I know that all of the green belts and up have been given the task of taking some new/beginner students and showing them the ropes. Even a few of the yellow belts have had their turn passing on what knowledge that they have. They start out simply. “Show them how to bow in and out of class and the basic commands.” The more experienced we get, the more teaching responsiblity is asked of us.
During this time, I learned a lot about teaching and being a teacher. Teaching forces you to examine your own techniques more closely, but it also tests your knowledge. Not only do you have to be able to explain how to do technique “X,” but you have to be able to tell your students what the technique can be used for, why we do it like this, and a hundred or so other questions that might come up in the process – all in terms they can understand. While beginners do not need an in depth explanation, the higher up in rank they get, they need to deepen their understanding, a responsibility that falls on the shoulders of the teacher.
In the meantime, you have to work on your own development as a student, but you also have to develop as a teacher.
The progression from purely student to both student and teacher can be viewed as a set up stairs, with the height of the steps increasing a little with each rank. The progression from 4th kyu blue belt with stripe to 3rd kyu brown belt no longer remains a step, but a jump up to reach that next level. This is because a brown belt is an “Assistant Instructor.”

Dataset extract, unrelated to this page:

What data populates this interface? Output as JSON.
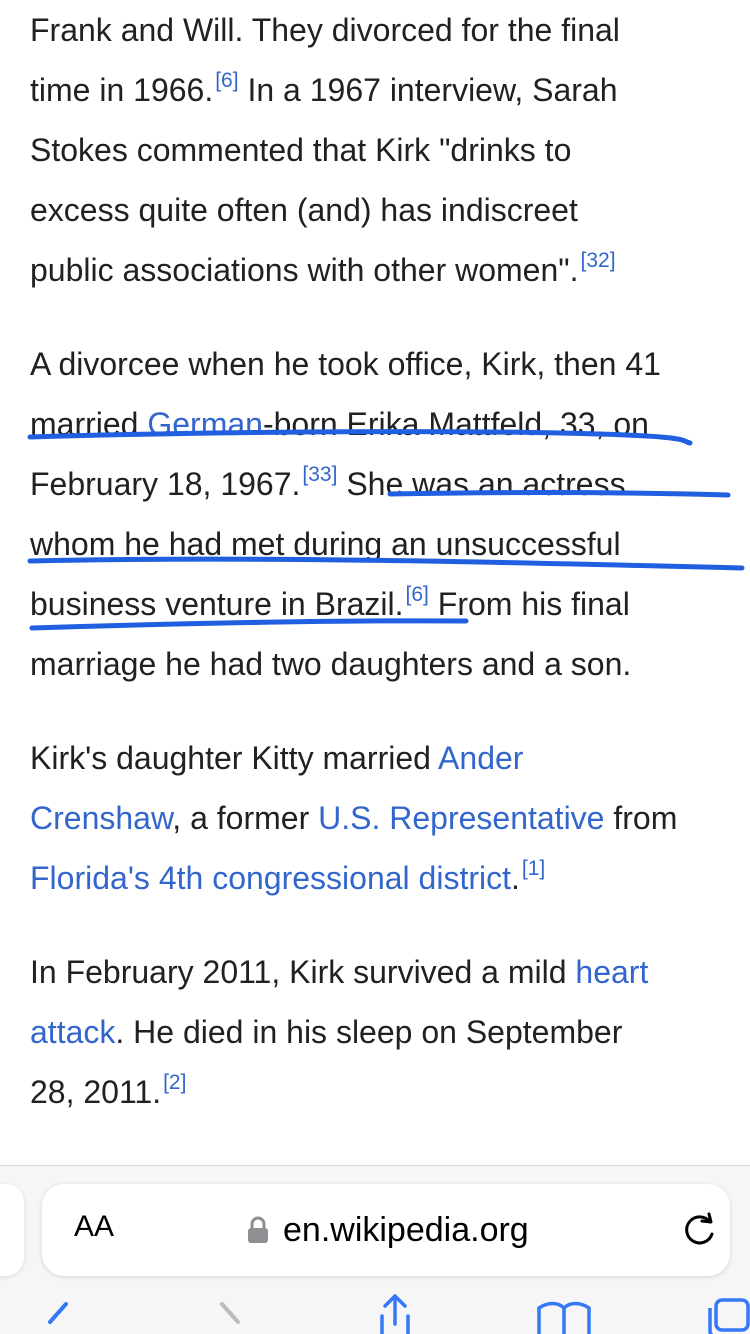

Being a brand new brown belt (try saying that five times fast), you can see why the issue of teaching has been on my mind lately.
Last Thursday, Mr. Mc brought up the topic. “Other systems,” he told me, “teach you the basics and when you earn your black belt, you are given a choice. Do you want to focus on becoming a teacher, or do you want to focus on being a fighter?”

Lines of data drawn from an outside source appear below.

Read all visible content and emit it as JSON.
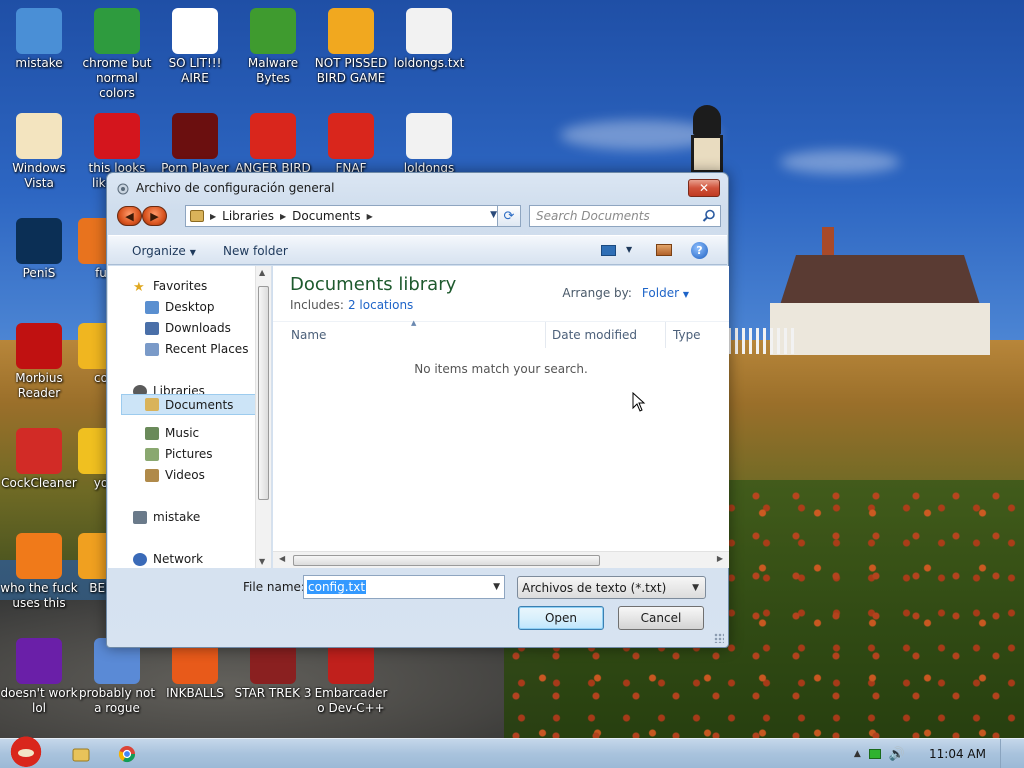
{
  "desktop": {
    "icons": [
      {
        "label": "mistake",
        "icon": "computer-icon",
        "color": "#4a8fd6"
      },
      {
        "label": "chrome but normal colors",
        "icon": "chrome-icon",
        "color": "#2e9b3e"
      },
      {
        "label": "SO LIT!!! AIRE",
        "icon": "cards-icon",
        "color": "#ffffff"
      },
      {
        "label": "Malware Bytes",
        "icon": "shield-icon",
        "color": "#3f9b2f"
      },
      {
        "label": "NOT PISSED BIRD GAME",
        "icon": "green-pig-icon",
        "color": "#f1a81f"
      },
      {
        "label": "loldongs.txt",
        "icon": "text-file-icon",
        "color": "#f2f2f2"
      },
      {
        "label": "Windows Vista",
        "icon": "egg-icon",
        "color": "#f3e4bf"
      },
      {
        "label": "this looks like a va",
        "icon": "opera-icon",
        "color": "#d4151d"
      },
      {
        "label": "Porn Player",
        "icon": "flash-icon",
        "color": "#6b0f0f"
      },
      {
        "label": "ANGER BIRD",
        "icon": "red-bird-icon",
        "color": "#d9261c"
      },
      {
        "label": "FNAF",
        "icon": "red-bird-icon",
        "color": "#d9261c"
      },
      {
        "label": "loldongs",
        "icon": "text-file-icon",
        "color": "#f2f2f2"
      },
      {
        "label": "PeniS",
        "icon": "photoshop-icon",
        "color": "#0b2f55"
      },
      {
        "label": "fu",
        "icon": "firefox-icon",
        "color": "#e8731e"
      },
      {
        "label": "Morbius Reader",
        "icon": "pdf-icon",
        "color": "#c01111"
      },
      {
        "label": "co",
        "icon": "yellow-icon",
        "color": "#f0b620"
      },
      {
        "label": "CockCleaner",
        "icon": "ccleaner-icon",
        "color": "#d22b26"
      },
      {
        "label": "yo",
        "icon": "star-icon",
        "color": "#f0c020"
      },
      {
        "label": "who the fuck uses this",
        "icon": "lightning-icon",
        "color": "#f07a1a"
      },
      {
        "label": "BEE",
        "icon": "bee-icon",
        "color": "#f0a020"
      },
      {
        "label": "doesn't work lol",
        "icon": "yahoo-icon",
        "color": "#6a1fa8"
      },
      {
        "label": "probably not a rogue",
        "icon": "gears-icon",
        "color": "#5a8ad6"
      },
      {
        "label": "INKBALLS",
        "icon": "ball-icon",
        "color": "#e85a1a"
      },
      {
        "label": "STAR TREK 3",
        "icon": "starwars-icon",
        "color": "#8a2020"
      },
      {
        "label": "Embarcadero Dev-C++",
        "icon": "devcpp-icon",
        "color": "#c0201c"
      }
    ]
  },
  "dialog": {
    "title": "Archivo de configuración general",
    "close_label": "✕",
    "address": {
      "segments": [
        "Libraries",
        "Documents"
      ],
      "separator": "▶"
    },
    "search_placeholder": "Search Documents",
    "toolbar": {
      "organize": "Organize",
      "new_folder": "New folder",
      "help": "?"
    },
    "nav": {
      "favorites": "Favorites",
      "desktop": "Desktop",
      "downloads": "Downloads",
      "recent_places": "Recent Places",
      "libraries": "Libraries",
      "documents": "Documents",
      "music": "Music",
      "pictures": "Pictures",
      "videos": "Videos",
      "homegroup": "mistake",
      "network": "Network"
    },
    "content": {
      "library_title": "Documents library",
      "includes_label": "Includes:",
      "locations_link": "2 locations",
      "arrange_by_label": "Arrange by:",
      "arrange_by_value": "Folder",
      "columns": [
        "Name",
        "Date modified",
        "Type"
      ],
      "empty_message": "No items match your search."
    },
    "file_name_label": "File name:",
    "file_name_value": "config.txt",
    "file_type_value": "Archivos de texto (*.txt)",
    "open_label": "Open",
    "cancel_label": "Cancel"
  },
  "taskbar": {
    "clock": "11:04 AM"
  }
}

Our style is different. You come up through the ranks learning how to balance both.
I think this is a great way of easing a student into a teaching role. I started out my Tae Kwon Do journey as a very shy, quiet twelve-year-old. You literally had to drag the words out of me if you wanted to carry on a conversation with me. It was a painful process. If I had been told on day 1 that I would be leading exercises, showing new students the ropes, demonstrating what I had learned to more advanced students, and eventually leading portions (and on occassions the whole) class on my own, I probably would have run as fast as I could in the opposite direction, screaming from sheer terror. “I can’t do that!” I would have said to myself.
But here I am. Doing most of the above on a fairly regular basis, and I’m not running away screaming. I know that I did not start jumping with joy when I was first asked to lead exercises and then teach, but I warmed up to it. Practice makes perfect as they say.
Today, I feel differently about being a teacher. Now, I know that I still have a lot to learn on the subject – and I’m still not the most talkative, bold person that I want to be, but I have realized something recently. Something that I never thought I would ever say.
When the day comes that I finally earn my black belt, I want to pass on what knowledge that I have as an instructor and teacher. I want to help others grow not only in the system that I am so passionate about, but also grow as a person. What I’m getting at is that I want to become the instructor – the teacher to my students that my instructors are to me, not for profit or my own gain (or because I feel pressured to do so), but because I am blessed to be involved in an art that is not a hobby, but an entire lifestyle.
I still have a long way to go. First, I need to become the proper “Assistant Instructor” that the patch on my gi says I am. Then, on to the next step. Instead of the jump I mentioned earlier, this next step looks like I’ll be needing some rock climbing gear. Guess I better go and pack and get ready for it.